• [Task requirements] Please return all lines from the records below that include the string "dynamic".

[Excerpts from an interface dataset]
-- Opening Marker --

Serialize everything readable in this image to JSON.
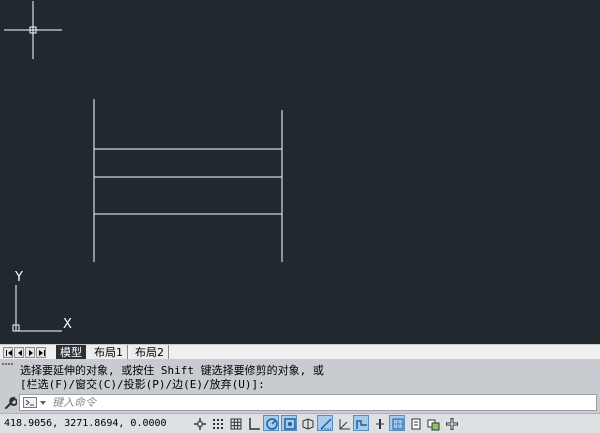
{
  "canvas": {
    "background": "#212830",
    "ucs_x_label": "X",
    "ucs_y_label": "Y"
  },
  "layout_tabs": {
    "items": [
      {
        "label": "模型",
        "active": true
      },
      {
        "label": "布局1",
        "active": false
      },
      {
        "label": "布局2",
        "active": false
      }
    ]
  },
  "command": {
    "history_line1": "选择要延伸的对象, 或按住 Shift 键选择要修剪的对象, 或",
    "history_line2": "[栏选(F)/窗交(C)/投影(P)/边(E)/放弃(U)]:",
    "input_placeholder": "键入命令",
    "input_value": ""
  },
  "status": {
    "coordinates": "418.9056,  3271.8694, 0.0000",
    "buttons": [
      {
        "icon": "infer-constraints-icon",
        "on": false
      },
      {
        "icon": "snap-mode-icon",
        "on": false
      },
      {
        "icon": "grid-display-icon",
        "on": false
      },
      {
        "icon": "ortho-mode-icon",
        "on": false
      },
      {
        "icon": "polar-tracking-icon",
        "on": true
      },
      {
        "icon": "object-snap-icon",
        "on": true
      },
      {
        "icon": "3d-object-snap-icon",
        "on": false
      },
      {
        "icon": "object-snap-tracking-icon",
        "on": true
      },
      {
        "icon": "dynamic-ucs-icon",
        "on": false
      },
      {
        "icon": "dynamic-input-icon",
        "on": true
      },
      {
        "icon": "lineweight-icon",
        "on": false
      },
      {
        "icon": "transparency-icon",
        "on": true
      },
      {
        "icon": "quick-properties-icon",
        "on": false
      },
      {
        "icon": "selection-cycling-icon",
        "on": false
      },
      {
        "icon": "annotation-monitor-icon",
        "on": false
      }
    ]
  }
}
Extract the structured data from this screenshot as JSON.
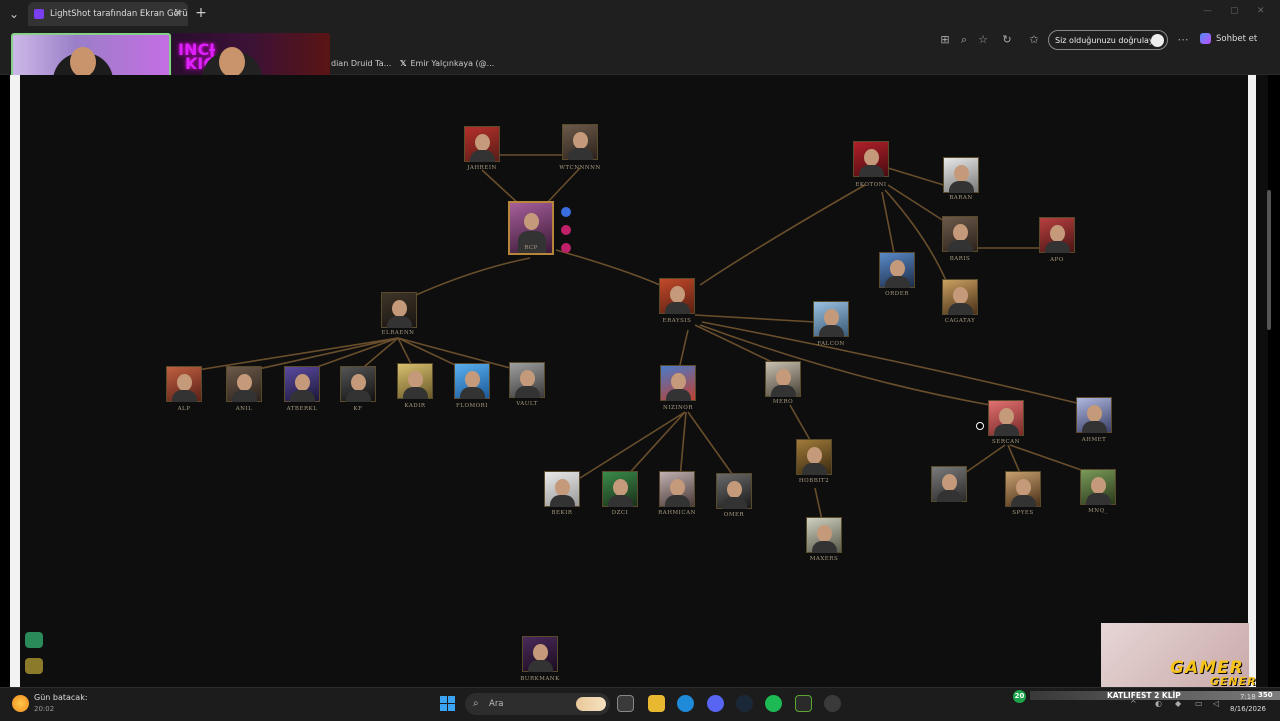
{
  "browser": {
    "tab_title": "LightShot tarafından Ekran Görünt",
    "tab_close": "✕",
    "new_tab": "+",
    "verify_label": "Siz olduğunuzu doğrulayın",
    "chat_label": "Sohbet et",
    "bookmarks": [
      {
        "label": "dian Druid Ta..."
      },
      {
        "label": "Emir Yalçınkaya (@..."
      }
    ]
  },
  "tree": {
    "nodes": [
      {
        "id": "jahrein",
        "label": "JAHREIN"
      },
      {
        "id": "wtcn",
        "label": "WTCNNNNN"
      },
      {
        "id": "rcp",
        "label": "RCP"
      },
      {
        "id": "elraenn",
        "label": "ELRAENN"
      },
      {
        "id": "eray",
        "label": "ERAYSIS"
      },
      {
        "id": "ekotoni",
        "label": "EKOTONI"
      },
      {
        "id": "baran",
        "label": "BARAN"
      },
      {
        "id": "baris",
        "label": "BARIS"
      },
      {
        "id": "apo",
        "label": "APO"
      },
      {
        "id": "order",
        "label": "ORDER"
      },
      {
        "id": "cagatay",
        "label": "CAGATAY"
      },
      {
        "id": "falcon",
        "label": "FALCON"
      },
      {
        "id": "alp",
        "label": "ALP"
      },
      {
        "id": "anil",
        "label": "ANIL"
      },
      {
        "id": "atberk",
        "label": "ATBERKL"
      },
      {
        "id": "kf",
        "label": "KF"
      },
      {
        "id": "kadir",
        "label": "KADIR"
      },
      {
        "id": "flomori",
        "label": "FLOMORI"
      },
      {
        "id": "vault",
        "label": "VAULT"
      },
      {
        "id": "nizinor",
        "label": "NIZINOR"
      },
      {
        "id": "mero",
        "label": "MERO"
      },
      {
        "id": "sercan",
        "label": "SERCAN"
      },
      {
        "id": "ahmet",
        "label": "AHMET"
      },
      {
        "id": "bekir",
        "label": "BEKIR"
      },
      {
        "id": "dzci",
        "label": "DZCI"
      },
      {
        "id": "rahmican",
        "label": "RAHMICAN"
      },
      {
        "id": "omer",
        "label": "OMER"
      },
      {
        "id": "hobbit",
        "label": "HOBBIT2"
      },
      {
        "id": "maxers",
        "label": "MAXERS"
      },
      {
        "id": "redname",
        "label": "",
        "red": true
      },
      {
        "id": "spyes",
        "label": "SPYES"
      },
      {
        "id": "mnq",
        "label": "MNQ_"
      },
      {
        "id": "burkmank",
        "label": "BURKMANK"
      }
    ]
  },
  "overlay": {
    "gamer_line1": "GAMER",
    "gamer_line2": "GENER",
    "stream_badge": "20",
    "stream_banner": "KATLIFEST 2 KLİP",
    "stream_count": "350"
  },
  "taskbar": {
    "weather_title": "Gün batacak:",
    "weather_time": "20:02",
    "search_placeholder": "Ara",
    "clock_time": "7:18",
    "clock_date": "8/16/2026"
  },
  "colors": {
    "accent_border": "#b8863b",
    "node_label": "#a99c82",
    "edge": "#7a5a32"
  }
}
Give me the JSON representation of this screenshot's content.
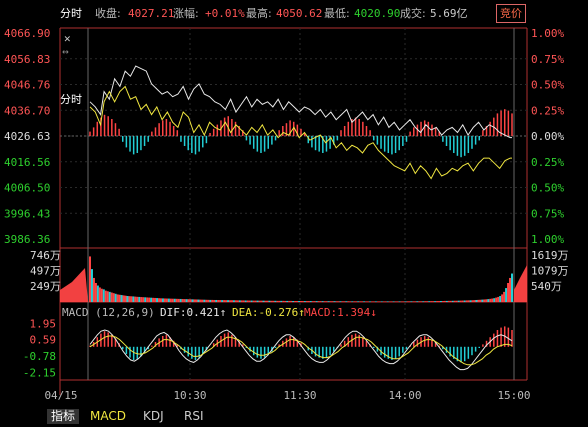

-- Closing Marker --

• [Answer area]
        "icon": "dynamic-ucs-icon",
        "icon": "dynamic-input-icon",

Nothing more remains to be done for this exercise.